Once outlawed by the Canadian government due to racist policies embedded in the Indian Act (see 21 Things You May Not Know About The Indian Act, Hul’q’umi’num, a Coast Salish language of Vancouver Island, was frequently spoken.
The assembly was privileged to hear Elder T’uwahwiye’, Philomena Williams, wearing a Cowichan sweater featuring two wolves, describe her time in a residential school in the 1950s. Graphically she showed how horrible that period was and made everyone appreciate the present gathering. She described how the salmon run on the Nanaimo River, which once lasted two months, now may be only 20 minutes long. She also mourned the slow decline of the cedar, the tree of life, with which Coast Salish people make clothes, baskets, canoes, medicine and more. Appropriately, only a few hundred metres away two “culturally modified” cedars towered with long vertical marks where Coast Salish had recently removed long strips of bark.
The stories and teachings of Elders and knowledge keepers continued, casually presented but full of meaning, frequently referring to the dark times of residential schools as well as ruing the damage being done to nature. The talks were frequently lightened by humour. One Elder, impatient at how slowly the food was cooking, wondered whether he should call DoorDash. Singing and drumming, frequently led by knowledge keeper Tsumqwatun, Lawrence Mitchell, formed a vital part of the ceremony.
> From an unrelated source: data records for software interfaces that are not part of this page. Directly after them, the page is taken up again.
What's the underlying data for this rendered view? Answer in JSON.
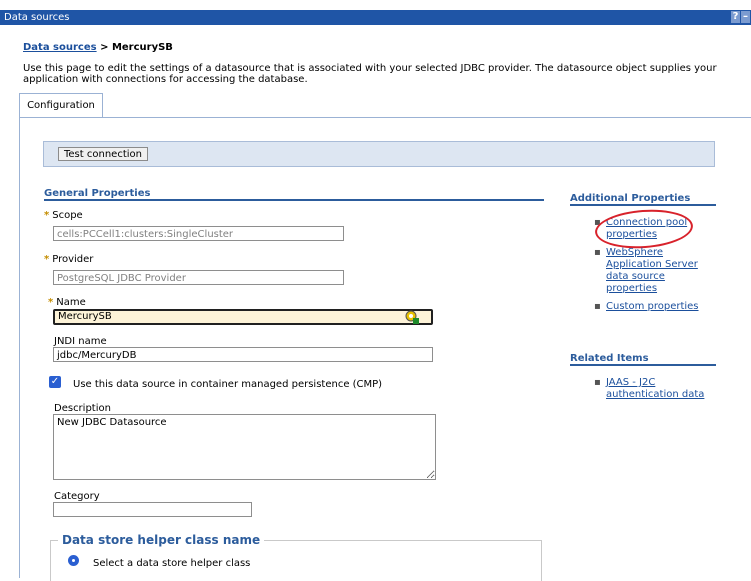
{
  "window": {
    "title": "Data sources",
    "help_label": "?",
    "minimize_label": "–"
  },
  "breadcrumb": {
    "parent": "Data sources",
    "separator": " > ",
    "current": "MercurySB"
  },
  "intro": "Use this page to edit the settings of a datasource that is associated with your selected JDBC provider. The datasource object supplies your application with connections for accessing the database.",
  "tabs": [
    {
      "label": "Configuration"
    }
  ],
  "toolbar": {
    "test_connection_label": "Test connection"
  },
  "general": {
    "title": "General Properties",
    "required_marker": "*",
    "scope_label": "Scope",
    "scope_value": "cells:PCCell1:clusters:SingleCluster",
    "provider_label": "Provider",
    "provider_value": "PostgreSQL JDBC Provider",
    "name_label": "Name",
    "name_value": "MercurySB",
    "jndi_label": "JNDI name",
    "jndi_value": "jdbc/MercuryDB",
    "cmp_label": "Use this data source in container managed persistence (CMP)",
    "cmp_checked": true,
    "description_label": "Description",
    "description_value": "New JDBC Datasource",
    "category_label": "Category",
    "category_value": "",
    "helper_title": "Data store helper class name",
    "helper_option": "Select a data store helper class"
  },
  "additional": {
    "title": "Additional Properties",
    "links": [
      {
        "label": "Connection pool properties"
      },
      {
        "label": "WebSphere Application Server data source properties"
      },
      {
        "label": "Custom properties"
      }
    ]
  },
  "related": {
    "title": "Related Items",
    "links": [
      {
        "label": "JAAS - J2C authentication data"
      }
    ]
  },
  "colors": {
    "titlebar": "#1f55a6",
    "link": "#1b4f9c",
    "section": "#2c5c9c",
    "annotation_circle": "#d8222b"
  },
  "icons": {
    "password_helper": "key-helper-icon",
    "bullet": "bullet-icon"
  }
}
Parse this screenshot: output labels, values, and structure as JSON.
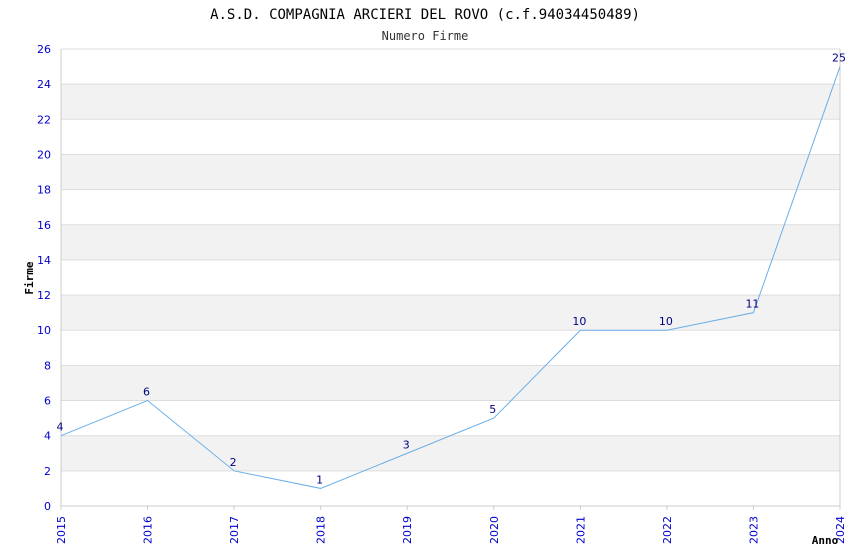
{
  "chart_data": {
    "type": "line",
    "title": "A.S.D. COMPAGNIA ARCIERI DEL ROVO (c.f.94034450489)",
    "subtitle": "Numero Firme",
    "xlabel": "Anno",
    "ylabel": "Firme",
    "categories": [
      "2015",
      "2016",
      "2017",
      "2018",
      "2019",
      "2020",
      "2021",
      "2022",
      "2023",
      "2024"
    ],
    "values": [
      4,
      6,
      2,
      1,
      3,
      5,
      10,
      10,
      11,
      25
    ],
    "ylim": [
      0,
      26
    ],
    "yticks": [
      0,
      2,
      4,
      6,
      8,
      10,
      12,
      14,
      16,
      18,
      20,
      22,
      24,
      26
    ],
    "grid": true,
    "banded_background": true
  },
  "colors": {
    "line": "#6aaee8",
    "tick_labels": "#0000cc",
    "data_labels": "#000080",
    "band": "#f2f2f2",
    "gridline": "#dddddd",
    "axis": "#cccccc"
  }
}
Several speakers emphasized how Indigenous People revere nature, consider themselves to be an integral part of it, and highly value their connection to the land. Appropriately, the Pit Cook was held at Wildwood Ecoforest, an area where nature is diverse and in balance, complete with old-growth trees including coastal Douglas firs, red cedars, bigleaf maples and arbutus. Wildlife is abundant and plants and herbs like licorice fern, rose hips, wild blackberries, and salmonberry flourish. During the ceremony, gathered berries were simmered in a large pot on the burning logs making a delicious, healthy tea.
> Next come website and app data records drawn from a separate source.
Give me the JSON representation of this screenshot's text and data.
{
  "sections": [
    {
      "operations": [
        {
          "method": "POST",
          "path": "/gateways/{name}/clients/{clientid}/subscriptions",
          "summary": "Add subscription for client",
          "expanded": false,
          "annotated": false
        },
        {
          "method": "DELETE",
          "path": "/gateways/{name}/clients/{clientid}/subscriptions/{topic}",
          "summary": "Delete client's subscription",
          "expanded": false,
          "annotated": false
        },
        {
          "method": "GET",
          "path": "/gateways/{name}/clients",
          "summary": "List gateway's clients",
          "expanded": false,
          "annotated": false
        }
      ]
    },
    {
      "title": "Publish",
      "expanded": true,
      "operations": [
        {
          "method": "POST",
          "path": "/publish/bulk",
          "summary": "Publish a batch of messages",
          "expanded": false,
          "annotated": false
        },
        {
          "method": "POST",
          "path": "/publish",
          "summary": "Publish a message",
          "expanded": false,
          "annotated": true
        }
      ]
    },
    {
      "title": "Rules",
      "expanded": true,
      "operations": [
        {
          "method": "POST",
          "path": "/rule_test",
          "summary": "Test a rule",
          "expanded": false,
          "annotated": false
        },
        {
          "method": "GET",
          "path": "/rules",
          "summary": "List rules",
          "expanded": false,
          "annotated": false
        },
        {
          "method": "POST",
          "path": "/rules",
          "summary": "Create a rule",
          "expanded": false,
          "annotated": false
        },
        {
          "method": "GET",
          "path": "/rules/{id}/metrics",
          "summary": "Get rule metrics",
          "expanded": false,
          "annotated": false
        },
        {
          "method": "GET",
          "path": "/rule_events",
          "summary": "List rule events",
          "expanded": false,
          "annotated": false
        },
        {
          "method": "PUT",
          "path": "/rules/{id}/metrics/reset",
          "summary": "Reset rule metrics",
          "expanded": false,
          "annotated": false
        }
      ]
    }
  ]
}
Luschiim (Dr. Arvid Charlie) and renowned ethnobotanist Dr. Nancy Turner, the authors of a new book Luschiim’s Plants: Traditional Indigenous Foods, Materials and Medicines, were honoured through a formal blanketing ceremony. The ceremony expressed the community’s love, and respect for Luschim and Nancy because the book is considered an important accomplishment for an oral society and ensures the knowledge of the plant relatives are recorded for future generations.
The book contains encyclopedic knowledge about B.C. plants and their properties. Plants were a mainstay to Coast Salish peoples for thousands of years, and the book describes nutritional, medical and other properties and uses, which Luschiim learned from Elders, including his father, Simon Charlie, a renowned carver and medicine man. Luschim also observed the natural world. For example, he discovered the medicinal properties of masticated arbutus leaves, when he observed a deer chewing arbutus leaves then spitting the mass onto the wound of an injured deer. The hurt deer recovered.
Luschiim and Turner were escorted to the front with drumming. They sat in chairs while Elders gave speeches in their honour and presented them with traditional Coast Salish Speaker blankets.
The Pit Cook, a superb example of the wealth of knowledge in Indigenous tradition and culture, was organized by Stephanie Johnson, a Métis, who was dressed in black with a contrasting red Indigenous cape with a motif of stylized hummingbirds. “I wanted the ceremony to honour Indigenous elders and involve the Hul’q’umi’num language with traditional singing, drumming, gift-giving, storytelling and feasting,” she stated. Not only were her goals met, but the ceremony reinforced Indigenous spiritual connections to the land and, very importantly, served as a very positive step along the bumpy road to truth and reconciliation.